That case, referred to as c150/99, is expected to come to trial early next year, with preliminary hearings determining Shell has to meet the plaintiffs' legal expenses win or lose.

Several of the former FCE executives now work for Greymouth Petroleum, whose chief executive, Mark Dunphy, could not be contacted for comment.

Auckland businessman Tony Gavigan, the spokesman for the disgruntled Southern Petroleum shareholders who have been pursuing the insider trading action for more than a decade, said he was encouraged by Greymouth's Turangi strike, announced late last month, because it seemed to indicate the FCE executives knew more than they told Southern Petroleum shareholders in 1995, when FCE acquired the remaining 15% of SP's shares.

“There's also a growing body of well-informed expert oil industry opinion that speculates the results of the Pohokura South 1b drilling were fudged when it was finally drilled in 2001 as the dust was settling on the Shell takeover of Fletchers,” Mr Gavigan said.

“The losers from that series of events appear to have been Fletcher Energy's shareholders, and now perhaps Shell's.”

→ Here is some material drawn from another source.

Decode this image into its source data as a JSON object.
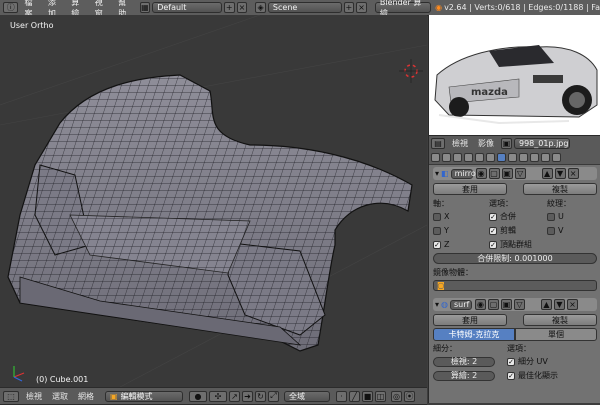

He said that if suggestions the Turangi and Pohokura wells shared the same pressures and gas make-up turned out to be true, it would confirm that the 1995 deep gas study at the heart of the insider trading case was “spot on.”

Fletcher and Southern Petroleum jointly funded the study that “worked up the theory of a humungous deep gas and condensate field that stretched from Mangahewa to the coast and beyond into Pohokura,” Mr Gavigan said.

The information, vital parts of which Fletcher Energy allegedly withheld from Southern Petroleum, was used in FCE's successful mid-1995 bid for the Pohokura licence.

Shortly afterward it acquired the last 15% of Southern Petroleum's shares.

This website and sisters,,,, and, are owned by John Donovan. There is also a Wikipedia segment.

Comments are closed.